Book Review written by Sara Hanford
Sara is sixteen years old, and a summer 2021 teen volunteer
First Line: “During the summer of 1941, every weekday morning at the top of the tide, McCall Purnell and I would board my skiff and go progging for crab.”
Jacob Have I Loved is a tale of twin sisters in the early 1940’s living in Chesapeake Bay. The protagonist, Sara Louise, feels perpetually over shadowed by her beautiful, talented sister, Caroline. Caroline is frail and must be constantly taken care of and not exert herself, except, of course, to sing, which she can do so beautifully. The worst part of Louise’s life, however, is her grandmother, who compares Caroline to the biblical Jacob, while equating Louise to Esau. Growing up on a small island where everybody has always known everybody else, she feels like she can never escape the constant comparison to her sister. The book begins in her late childhood and follows her struggle to find her own identity apart from her sister and hometown.
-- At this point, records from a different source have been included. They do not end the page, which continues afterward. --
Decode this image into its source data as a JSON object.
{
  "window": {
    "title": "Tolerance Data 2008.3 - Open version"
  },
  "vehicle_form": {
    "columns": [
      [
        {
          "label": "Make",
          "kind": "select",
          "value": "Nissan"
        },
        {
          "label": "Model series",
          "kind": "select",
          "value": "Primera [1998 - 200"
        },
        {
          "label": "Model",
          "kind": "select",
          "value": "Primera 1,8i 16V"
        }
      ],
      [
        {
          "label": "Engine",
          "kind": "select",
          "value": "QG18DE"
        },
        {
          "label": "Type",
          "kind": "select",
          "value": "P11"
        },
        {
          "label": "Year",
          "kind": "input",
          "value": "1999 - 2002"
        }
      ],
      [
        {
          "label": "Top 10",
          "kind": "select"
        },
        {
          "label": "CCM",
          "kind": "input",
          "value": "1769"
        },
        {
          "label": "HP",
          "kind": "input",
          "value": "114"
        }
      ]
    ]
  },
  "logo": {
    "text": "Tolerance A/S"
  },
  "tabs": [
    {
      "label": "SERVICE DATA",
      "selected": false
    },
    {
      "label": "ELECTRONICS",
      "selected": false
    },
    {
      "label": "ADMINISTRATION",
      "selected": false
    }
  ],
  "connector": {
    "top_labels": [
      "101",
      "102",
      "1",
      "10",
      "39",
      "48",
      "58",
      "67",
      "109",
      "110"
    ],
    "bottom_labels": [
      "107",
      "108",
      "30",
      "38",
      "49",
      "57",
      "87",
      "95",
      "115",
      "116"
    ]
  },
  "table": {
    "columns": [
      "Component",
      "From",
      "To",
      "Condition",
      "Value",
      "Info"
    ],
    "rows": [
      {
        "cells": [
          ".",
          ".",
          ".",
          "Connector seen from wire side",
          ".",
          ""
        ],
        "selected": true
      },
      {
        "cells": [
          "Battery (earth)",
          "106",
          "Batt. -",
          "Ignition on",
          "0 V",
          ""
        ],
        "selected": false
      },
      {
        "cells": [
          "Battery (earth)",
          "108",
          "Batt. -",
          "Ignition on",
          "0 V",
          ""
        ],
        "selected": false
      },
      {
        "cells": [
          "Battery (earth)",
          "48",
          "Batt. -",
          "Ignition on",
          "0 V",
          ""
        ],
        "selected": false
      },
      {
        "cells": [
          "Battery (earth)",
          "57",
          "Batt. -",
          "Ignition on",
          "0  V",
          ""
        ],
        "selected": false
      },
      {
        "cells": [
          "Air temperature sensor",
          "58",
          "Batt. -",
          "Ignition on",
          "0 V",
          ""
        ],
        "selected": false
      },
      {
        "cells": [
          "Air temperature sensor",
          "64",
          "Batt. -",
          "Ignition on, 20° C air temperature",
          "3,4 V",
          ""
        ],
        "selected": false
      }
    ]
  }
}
Written by Katherine Paterson and published in 1980 by Thomas Y. Crowell Books, Jacob I Have Loved received the Newberry Medal in 1981 and has been loved by readers for over forty years.
Written as realistic fiction, the book can be considered over-dramatic by some readers. But it is a story of what it is like to feel unloved, and the angst that comes from being constantly overshadowed by someone else. While this story is written for children, its serious nature makes it a good read for adults and teens too. The story makes you think and stays in your mind long after you have finished the book.
Ultimately, it is the ending that really made this a fantastic book. It comes, almost out of nowhere, and draws the book into a full circle with its sudden conclusion that brings Louise a revelation about her life. In a story that takes its time to tell, the ending comes as a sort of snap when it becomes clear to the readers, and the protagonist, what has happened. Nevertheless it brings the book to a satisfactory close and leaves you with a story you will never forget.
I loved this book for its stirring story, for Katherine Paterson’s writing, and the ending that surprises the reader. Though it can be somewhat angsty, the writing keeps it fairly light. A classic coming of age story, this book is easy and fun to read, while still creating a thought-provoking story that can be enjoyed by children and adults alike.
- Cori recommends: The Paris Library - August 18, 2021
- Teen Volunteer Book Review:The Wolves of Willoughby Chase by Joan Aiken - August 10, 2021
- Teen Volunteer Book Review: The Hitchhiker’s Guide to the Galaxy by Douglas Adams - August 6, 2021